Given entries:

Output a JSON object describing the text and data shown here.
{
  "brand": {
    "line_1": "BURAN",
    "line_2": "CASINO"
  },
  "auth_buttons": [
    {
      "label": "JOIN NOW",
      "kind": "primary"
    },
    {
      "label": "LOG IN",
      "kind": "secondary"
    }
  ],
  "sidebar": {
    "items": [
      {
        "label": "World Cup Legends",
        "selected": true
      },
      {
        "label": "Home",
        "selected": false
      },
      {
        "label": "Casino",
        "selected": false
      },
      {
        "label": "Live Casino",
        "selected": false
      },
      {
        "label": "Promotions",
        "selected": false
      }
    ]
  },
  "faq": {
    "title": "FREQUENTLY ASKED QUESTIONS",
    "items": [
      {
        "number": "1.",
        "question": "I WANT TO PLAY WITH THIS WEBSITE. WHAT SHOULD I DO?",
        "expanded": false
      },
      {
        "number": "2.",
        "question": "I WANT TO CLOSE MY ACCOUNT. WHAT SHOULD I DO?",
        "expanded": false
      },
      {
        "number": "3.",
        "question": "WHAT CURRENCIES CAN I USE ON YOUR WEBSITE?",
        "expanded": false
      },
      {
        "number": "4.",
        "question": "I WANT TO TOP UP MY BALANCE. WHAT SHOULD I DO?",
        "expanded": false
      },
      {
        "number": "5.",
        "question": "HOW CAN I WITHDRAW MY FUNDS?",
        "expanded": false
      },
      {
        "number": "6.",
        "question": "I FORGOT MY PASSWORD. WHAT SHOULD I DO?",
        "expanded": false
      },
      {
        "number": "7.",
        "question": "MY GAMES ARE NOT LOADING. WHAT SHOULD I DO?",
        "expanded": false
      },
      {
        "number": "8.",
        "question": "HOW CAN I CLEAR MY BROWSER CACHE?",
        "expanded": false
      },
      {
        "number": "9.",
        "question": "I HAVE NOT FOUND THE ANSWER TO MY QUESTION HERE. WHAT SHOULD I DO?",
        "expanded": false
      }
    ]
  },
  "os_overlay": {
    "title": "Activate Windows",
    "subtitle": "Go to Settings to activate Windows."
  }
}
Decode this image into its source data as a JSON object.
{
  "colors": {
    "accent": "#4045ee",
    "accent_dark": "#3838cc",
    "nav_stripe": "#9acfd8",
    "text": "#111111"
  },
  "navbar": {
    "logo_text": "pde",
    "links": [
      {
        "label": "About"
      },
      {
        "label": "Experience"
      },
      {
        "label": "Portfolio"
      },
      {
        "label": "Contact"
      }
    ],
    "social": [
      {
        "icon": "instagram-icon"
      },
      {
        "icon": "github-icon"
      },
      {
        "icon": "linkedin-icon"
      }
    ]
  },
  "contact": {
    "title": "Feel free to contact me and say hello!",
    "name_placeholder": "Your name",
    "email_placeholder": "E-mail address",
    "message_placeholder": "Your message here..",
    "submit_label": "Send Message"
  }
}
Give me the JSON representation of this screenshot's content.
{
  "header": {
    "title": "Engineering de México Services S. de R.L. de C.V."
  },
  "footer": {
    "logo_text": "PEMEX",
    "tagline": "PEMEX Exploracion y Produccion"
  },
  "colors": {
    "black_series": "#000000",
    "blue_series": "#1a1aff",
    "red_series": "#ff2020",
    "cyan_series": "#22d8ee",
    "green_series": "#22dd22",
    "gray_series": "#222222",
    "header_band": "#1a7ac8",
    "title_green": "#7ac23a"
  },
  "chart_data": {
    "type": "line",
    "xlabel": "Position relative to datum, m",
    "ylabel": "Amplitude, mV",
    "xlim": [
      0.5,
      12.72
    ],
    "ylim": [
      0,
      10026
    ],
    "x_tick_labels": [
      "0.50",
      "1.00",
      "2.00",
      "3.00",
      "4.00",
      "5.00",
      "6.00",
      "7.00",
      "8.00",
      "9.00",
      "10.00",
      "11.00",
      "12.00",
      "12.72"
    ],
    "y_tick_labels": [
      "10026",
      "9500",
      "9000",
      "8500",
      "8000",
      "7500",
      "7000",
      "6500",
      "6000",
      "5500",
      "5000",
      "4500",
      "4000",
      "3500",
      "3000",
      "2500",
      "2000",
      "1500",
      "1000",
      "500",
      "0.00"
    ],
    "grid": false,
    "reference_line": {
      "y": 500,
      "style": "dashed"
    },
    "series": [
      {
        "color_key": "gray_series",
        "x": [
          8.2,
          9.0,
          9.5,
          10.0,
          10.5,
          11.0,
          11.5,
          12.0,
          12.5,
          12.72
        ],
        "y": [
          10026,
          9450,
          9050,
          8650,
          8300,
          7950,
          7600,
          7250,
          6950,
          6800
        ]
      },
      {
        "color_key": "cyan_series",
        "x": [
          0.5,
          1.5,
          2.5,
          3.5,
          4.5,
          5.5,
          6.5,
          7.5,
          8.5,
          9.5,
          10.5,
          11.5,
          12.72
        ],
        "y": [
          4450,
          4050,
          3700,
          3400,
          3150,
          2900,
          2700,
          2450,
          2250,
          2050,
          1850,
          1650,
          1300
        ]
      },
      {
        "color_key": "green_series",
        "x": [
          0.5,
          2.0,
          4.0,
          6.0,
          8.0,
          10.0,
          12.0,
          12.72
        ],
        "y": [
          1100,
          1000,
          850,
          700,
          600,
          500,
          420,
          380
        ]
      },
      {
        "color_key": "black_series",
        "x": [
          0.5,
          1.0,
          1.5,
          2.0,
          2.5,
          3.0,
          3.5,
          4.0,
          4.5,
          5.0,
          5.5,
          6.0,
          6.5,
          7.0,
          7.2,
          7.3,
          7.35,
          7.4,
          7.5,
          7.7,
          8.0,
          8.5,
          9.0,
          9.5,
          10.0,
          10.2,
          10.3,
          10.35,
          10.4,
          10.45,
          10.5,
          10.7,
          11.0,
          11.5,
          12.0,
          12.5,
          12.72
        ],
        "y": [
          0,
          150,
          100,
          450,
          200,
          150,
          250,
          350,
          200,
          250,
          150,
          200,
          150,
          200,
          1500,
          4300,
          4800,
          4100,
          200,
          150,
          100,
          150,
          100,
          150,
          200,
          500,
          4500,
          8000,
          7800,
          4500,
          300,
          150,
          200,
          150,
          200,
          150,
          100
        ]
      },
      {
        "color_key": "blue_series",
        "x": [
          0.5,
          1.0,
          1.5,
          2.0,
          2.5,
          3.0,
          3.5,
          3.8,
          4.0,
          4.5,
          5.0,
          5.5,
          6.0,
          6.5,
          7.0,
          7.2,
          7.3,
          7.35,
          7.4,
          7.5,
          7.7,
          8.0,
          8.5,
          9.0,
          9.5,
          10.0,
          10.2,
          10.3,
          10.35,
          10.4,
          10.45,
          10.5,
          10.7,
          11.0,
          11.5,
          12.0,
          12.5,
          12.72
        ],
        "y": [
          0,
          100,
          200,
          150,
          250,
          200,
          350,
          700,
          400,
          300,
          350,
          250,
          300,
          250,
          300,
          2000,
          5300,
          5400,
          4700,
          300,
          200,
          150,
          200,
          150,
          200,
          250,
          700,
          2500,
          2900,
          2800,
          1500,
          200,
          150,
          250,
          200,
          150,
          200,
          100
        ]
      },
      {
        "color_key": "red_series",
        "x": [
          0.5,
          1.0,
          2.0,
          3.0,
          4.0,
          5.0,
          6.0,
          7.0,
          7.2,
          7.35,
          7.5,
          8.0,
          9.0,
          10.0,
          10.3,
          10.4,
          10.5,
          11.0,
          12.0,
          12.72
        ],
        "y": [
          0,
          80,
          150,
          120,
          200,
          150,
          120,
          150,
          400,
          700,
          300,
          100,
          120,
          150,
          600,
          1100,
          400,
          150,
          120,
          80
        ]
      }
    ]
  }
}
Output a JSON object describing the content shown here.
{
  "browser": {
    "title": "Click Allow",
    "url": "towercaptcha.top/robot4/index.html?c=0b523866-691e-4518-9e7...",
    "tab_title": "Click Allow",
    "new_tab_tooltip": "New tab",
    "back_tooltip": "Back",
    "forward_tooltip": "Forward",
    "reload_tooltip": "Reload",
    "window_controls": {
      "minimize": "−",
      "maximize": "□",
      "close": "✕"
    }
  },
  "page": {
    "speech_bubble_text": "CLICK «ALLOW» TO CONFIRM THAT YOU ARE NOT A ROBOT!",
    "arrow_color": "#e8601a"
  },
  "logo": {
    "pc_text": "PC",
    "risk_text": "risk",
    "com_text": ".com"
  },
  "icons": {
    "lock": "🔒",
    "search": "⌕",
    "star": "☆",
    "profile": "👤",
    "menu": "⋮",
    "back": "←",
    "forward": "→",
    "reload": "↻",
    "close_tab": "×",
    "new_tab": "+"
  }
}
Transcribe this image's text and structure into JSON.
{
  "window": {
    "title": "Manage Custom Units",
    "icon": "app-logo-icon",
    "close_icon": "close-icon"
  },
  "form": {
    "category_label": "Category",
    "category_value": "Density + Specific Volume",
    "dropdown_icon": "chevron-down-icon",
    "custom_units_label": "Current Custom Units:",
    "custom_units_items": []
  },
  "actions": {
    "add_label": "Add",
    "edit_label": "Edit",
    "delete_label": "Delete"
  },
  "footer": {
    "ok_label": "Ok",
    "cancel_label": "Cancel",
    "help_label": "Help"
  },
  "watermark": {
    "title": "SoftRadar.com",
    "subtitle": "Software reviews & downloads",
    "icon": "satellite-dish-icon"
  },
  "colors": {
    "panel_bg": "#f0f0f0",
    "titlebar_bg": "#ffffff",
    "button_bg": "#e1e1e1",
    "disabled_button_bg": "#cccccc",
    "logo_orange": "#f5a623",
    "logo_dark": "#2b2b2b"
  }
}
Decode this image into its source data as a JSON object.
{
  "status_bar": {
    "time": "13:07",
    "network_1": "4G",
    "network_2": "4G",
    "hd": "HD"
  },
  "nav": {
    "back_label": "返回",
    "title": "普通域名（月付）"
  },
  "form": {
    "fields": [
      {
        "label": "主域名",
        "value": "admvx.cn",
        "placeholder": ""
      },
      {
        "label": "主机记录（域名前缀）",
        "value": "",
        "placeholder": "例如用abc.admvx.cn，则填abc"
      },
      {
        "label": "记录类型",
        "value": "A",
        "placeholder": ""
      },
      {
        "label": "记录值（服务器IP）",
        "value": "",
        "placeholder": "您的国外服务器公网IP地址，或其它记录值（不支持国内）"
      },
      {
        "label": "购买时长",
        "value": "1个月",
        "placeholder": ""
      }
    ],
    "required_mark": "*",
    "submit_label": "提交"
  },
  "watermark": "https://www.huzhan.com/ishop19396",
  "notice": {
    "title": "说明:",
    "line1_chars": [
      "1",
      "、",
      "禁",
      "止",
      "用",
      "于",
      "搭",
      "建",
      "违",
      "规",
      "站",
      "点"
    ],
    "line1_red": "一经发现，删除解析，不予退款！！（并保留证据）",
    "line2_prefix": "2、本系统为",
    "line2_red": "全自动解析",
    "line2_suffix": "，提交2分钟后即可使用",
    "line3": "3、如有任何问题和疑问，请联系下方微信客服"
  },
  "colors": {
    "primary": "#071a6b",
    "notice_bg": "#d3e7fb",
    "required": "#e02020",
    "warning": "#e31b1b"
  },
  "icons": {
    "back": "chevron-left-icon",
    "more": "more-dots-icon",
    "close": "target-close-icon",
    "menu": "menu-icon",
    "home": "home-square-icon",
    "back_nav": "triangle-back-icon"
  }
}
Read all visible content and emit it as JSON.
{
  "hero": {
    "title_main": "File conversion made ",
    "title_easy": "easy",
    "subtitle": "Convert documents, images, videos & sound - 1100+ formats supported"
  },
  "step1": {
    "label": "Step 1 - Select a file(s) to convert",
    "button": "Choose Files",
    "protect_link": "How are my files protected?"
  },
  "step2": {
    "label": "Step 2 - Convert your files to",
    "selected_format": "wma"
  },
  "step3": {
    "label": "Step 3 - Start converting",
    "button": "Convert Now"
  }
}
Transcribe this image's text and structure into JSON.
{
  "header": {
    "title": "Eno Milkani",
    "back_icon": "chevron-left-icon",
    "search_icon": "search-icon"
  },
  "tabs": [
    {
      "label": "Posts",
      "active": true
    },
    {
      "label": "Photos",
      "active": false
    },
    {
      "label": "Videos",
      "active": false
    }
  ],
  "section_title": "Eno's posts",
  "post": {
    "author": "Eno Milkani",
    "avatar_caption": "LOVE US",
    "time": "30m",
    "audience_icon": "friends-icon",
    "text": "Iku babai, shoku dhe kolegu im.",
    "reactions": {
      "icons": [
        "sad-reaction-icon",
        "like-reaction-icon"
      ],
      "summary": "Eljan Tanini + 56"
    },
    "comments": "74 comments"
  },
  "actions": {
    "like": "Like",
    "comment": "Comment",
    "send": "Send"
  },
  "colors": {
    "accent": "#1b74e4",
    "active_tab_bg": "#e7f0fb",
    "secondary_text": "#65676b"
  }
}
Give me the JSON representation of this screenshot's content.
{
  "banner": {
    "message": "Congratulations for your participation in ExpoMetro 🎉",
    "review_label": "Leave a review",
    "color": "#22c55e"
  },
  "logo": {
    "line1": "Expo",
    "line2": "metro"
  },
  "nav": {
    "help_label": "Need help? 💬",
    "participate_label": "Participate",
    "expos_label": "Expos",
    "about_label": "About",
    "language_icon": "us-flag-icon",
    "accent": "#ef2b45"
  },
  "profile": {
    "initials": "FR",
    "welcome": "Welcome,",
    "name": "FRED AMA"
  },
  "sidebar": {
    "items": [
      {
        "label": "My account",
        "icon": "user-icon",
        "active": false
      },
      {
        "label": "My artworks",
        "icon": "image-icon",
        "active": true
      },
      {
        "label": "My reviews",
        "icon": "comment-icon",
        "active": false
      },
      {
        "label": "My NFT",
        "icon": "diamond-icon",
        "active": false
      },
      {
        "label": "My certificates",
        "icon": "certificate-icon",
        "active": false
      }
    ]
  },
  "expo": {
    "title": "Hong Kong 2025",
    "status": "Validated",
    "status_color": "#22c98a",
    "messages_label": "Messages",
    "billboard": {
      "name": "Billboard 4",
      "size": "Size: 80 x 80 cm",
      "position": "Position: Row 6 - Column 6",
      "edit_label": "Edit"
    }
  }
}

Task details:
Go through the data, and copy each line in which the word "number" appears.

Answer for the task:
        "number": "1.",
        "number": "2.",
        "number": "3.",
        "number": "4.",
        "number": "5.",
        "number": "6.",
        "number": "7.",
        "number": "8.",
        "number": "9.",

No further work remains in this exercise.